Throughout the 1980s and ’90s, a leading advocate of this more expansive view of infallibility was Cardinal Ratzinger, today Pope Benedict XVI.
In the 1980s, these clashing views were at the heart of an exchange between Ratzinger and Fr. Charles Curran, an American moral theologian fired in 1987 by The Catholic University of America in Washington after a lengthy investigation by Ratzinger’s office. In back-and-forth correspondence with Ratzinger, Curran defended a right of dissent from what he called “authoritative non-infallible hierarchical teaching.”
Ratzinger responded that such a restricted view of the church’s teaching authority derives from the Protestant Reformation, and it leads to the conclusion that Catholics are obligated only to accept a few core dogmatic principles — the Trinity, for example, or the resurrection of the body — while everything else is debatable. In fact, Ratzinger said, the Second Vatican Council (1962-65) used the phrase the “secondary object of infallibility” to refer to a wide range of teachings on faith and morals that are intrinsically connected to divine revelation, and therefore infallible. . . .
American Jesuit Fr. John Coleman called it a form of “papal fundamentalism.” The Catholic Theological Society of America endorsed a 5,000-word study that concluded “there are serious doubts” about whether the teaching is infallible, and called for “further study, discussion and prayer.” The Canon Law Society of Great Britain and Ireland likewise concluded in 1996 that the teaching on women priests was not infallible.

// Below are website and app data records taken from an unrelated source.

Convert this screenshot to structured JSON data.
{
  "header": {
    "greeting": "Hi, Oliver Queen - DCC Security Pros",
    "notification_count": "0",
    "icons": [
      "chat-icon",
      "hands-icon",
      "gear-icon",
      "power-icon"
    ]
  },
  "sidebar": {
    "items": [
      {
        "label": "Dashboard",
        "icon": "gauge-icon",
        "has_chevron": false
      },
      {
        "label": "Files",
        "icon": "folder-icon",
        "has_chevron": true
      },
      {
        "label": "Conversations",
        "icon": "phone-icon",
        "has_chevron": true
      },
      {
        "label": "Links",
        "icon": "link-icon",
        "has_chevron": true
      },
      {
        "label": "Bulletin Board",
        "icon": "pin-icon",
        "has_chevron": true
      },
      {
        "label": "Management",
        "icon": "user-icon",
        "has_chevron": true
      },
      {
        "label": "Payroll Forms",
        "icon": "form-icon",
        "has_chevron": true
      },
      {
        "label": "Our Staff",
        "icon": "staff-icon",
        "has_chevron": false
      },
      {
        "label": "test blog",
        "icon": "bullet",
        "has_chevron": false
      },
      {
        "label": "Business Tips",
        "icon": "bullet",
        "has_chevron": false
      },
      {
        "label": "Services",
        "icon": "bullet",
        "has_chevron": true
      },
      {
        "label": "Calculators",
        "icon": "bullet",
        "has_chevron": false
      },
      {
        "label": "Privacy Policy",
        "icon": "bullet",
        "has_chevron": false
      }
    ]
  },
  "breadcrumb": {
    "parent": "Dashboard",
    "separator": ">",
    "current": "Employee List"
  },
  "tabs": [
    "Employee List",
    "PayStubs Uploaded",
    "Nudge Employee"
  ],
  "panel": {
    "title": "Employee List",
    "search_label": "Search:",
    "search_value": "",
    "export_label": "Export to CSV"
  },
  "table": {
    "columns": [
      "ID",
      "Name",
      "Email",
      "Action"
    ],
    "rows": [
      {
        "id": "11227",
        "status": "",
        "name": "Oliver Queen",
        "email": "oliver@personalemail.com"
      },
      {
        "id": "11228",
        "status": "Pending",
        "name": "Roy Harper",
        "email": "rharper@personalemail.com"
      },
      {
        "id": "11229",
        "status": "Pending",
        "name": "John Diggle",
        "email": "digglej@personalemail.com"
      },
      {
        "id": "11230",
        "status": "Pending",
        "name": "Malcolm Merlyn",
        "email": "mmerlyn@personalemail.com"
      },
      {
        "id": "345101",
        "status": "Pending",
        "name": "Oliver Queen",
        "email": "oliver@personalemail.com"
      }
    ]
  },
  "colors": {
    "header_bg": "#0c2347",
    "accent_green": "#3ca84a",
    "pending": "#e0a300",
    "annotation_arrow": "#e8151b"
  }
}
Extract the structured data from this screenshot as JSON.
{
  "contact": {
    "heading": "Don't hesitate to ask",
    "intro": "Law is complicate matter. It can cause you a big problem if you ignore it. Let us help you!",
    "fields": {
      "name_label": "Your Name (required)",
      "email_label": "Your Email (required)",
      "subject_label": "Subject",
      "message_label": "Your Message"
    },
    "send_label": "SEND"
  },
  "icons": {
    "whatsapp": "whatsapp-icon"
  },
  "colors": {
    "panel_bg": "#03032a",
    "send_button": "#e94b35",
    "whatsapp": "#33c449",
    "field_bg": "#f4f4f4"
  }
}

In December 1996, the then-secretary of the Congregation for the Doctrine of the Faith, Bishop Tarcisio Bertone, published an article in L’Osservatore Romano in which he asserted that certain papal teachings should be considered infallible, even in the absence of a formal statement. Bertone mentioned three such documents: Veritatis Splendor, Ordinatio Sacerdotalis and Evangelium Vitae.

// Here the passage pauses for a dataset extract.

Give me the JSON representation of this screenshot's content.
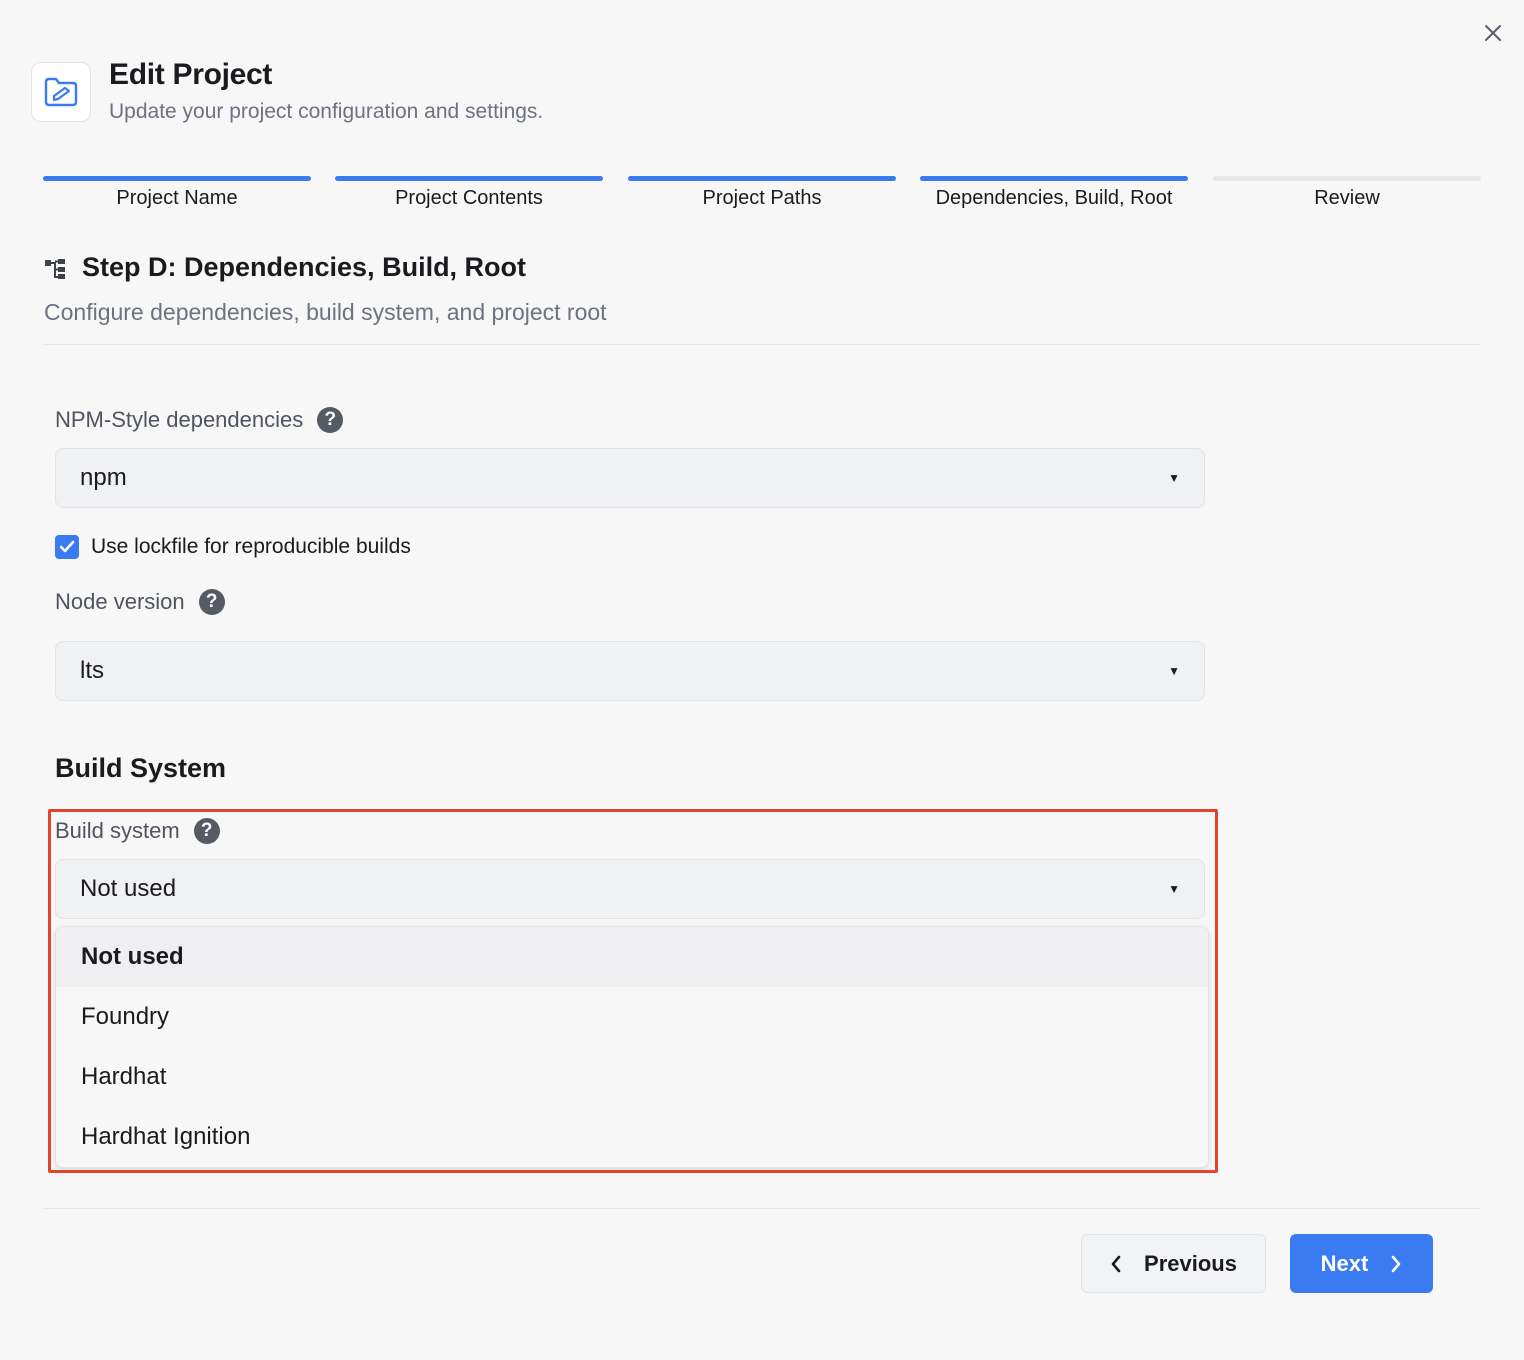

Bertone is today a cardinal and the Vatican’s secretary of state.
In January 1997, the doctrinal congregation published a collection of documents supporting its reasoning on women’s ordination. In a press conference, Ratzinger addressed the question of whether Catholics who believe that women should be priests are heretics. Technically, he said, the term “heresy” refers to denial of a revealed truth such as the Incarnation or the Resurrection. The ban on women priests, he said, is a doctrinal conclusion derived from revelation, and as such those who deny it are not literally heretics. They do, however, “support erroneous doctrine that is incompatible with the faith” and exclude themselves from communion with the church.
In his 1998 commentary on Ad Tuendam Fidem, Ratzinger argued that a host of teachings are infallible because they’re joined to the revealed truths of the faith, either by a historical relationship or by a logical connection.
Examples of doctrines connected by historical necessity, according to the Ratzinger commentary, include: the legitimacy of the election of a given pope; the acts of an ecumenical council; the canonizations of saints; the declaration of Pope Leo XIII in the papal bull Apostolicae Curae on the invalidity of Anglican ordinations. Examples of doctrines connected by logical necessity include: the doctrine that priestly ordination is reserved only to men; the doctrine on the illicitness of euthanasia; the teaching on the illicitness of prostitution; the teaching on the illicitness of fornication.
(Notice how little teaching about the work of Jesus Christ is considered to be infallible.)
What are Protestants to think? Heck, what are Roman Catholics to believe? But for a doctrine, nay, a reality, that is supposed to produce such certainty, it sure looks like Roman Catholics stumble over it the way that Protestants fail to agree on what their Bibles teach.